## Web page and app entries
*** Block opens ***

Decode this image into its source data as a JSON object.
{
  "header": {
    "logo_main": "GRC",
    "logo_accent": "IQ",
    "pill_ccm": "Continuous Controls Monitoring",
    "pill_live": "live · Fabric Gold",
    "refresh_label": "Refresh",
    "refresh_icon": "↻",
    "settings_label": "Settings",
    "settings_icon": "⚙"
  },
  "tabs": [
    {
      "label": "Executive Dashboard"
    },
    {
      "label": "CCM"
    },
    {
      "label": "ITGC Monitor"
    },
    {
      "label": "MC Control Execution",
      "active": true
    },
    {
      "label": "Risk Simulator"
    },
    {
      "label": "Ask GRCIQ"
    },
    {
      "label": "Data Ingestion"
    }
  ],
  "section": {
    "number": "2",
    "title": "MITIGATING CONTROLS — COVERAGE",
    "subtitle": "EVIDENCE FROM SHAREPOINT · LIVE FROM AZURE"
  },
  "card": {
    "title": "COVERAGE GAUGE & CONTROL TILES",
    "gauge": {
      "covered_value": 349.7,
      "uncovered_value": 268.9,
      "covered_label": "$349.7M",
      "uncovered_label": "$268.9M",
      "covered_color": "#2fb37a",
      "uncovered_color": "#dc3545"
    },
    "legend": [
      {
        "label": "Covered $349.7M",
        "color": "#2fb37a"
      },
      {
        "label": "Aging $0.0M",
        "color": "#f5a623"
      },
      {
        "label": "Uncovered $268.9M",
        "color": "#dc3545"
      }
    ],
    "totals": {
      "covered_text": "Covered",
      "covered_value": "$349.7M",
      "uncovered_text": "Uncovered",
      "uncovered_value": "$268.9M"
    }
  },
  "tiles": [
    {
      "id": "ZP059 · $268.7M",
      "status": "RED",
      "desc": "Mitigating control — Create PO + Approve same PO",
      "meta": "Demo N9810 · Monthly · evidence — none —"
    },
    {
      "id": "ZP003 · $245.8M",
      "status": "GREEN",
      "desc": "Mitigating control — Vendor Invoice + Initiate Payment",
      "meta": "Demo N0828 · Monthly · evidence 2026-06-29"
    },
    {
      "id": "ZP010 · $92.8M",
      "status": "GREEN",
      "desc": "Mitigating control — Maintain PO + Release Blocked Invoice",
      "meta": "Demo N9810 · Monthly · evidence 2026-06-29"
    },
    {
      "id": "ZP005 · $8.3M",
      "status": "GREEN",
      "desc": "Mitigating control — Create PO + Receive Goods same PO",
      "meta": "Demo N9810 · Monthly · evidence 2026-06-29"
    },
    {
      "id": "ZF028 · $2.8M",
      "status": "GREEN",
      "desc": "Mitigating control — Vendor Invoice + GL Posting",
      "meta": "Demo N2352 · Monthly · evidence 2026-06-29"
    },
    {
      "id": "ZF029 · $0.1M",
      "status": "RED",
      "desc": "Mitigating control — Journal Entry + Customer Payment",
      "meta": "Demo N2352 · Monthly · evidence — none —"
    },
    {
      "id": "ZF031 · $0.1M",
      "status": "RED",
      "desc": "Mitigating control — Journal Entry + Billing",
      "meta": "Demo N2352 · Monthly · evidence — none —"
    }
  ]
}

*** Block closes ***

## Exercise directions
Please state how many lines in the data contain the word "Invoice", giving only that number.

## Solution for this problem
3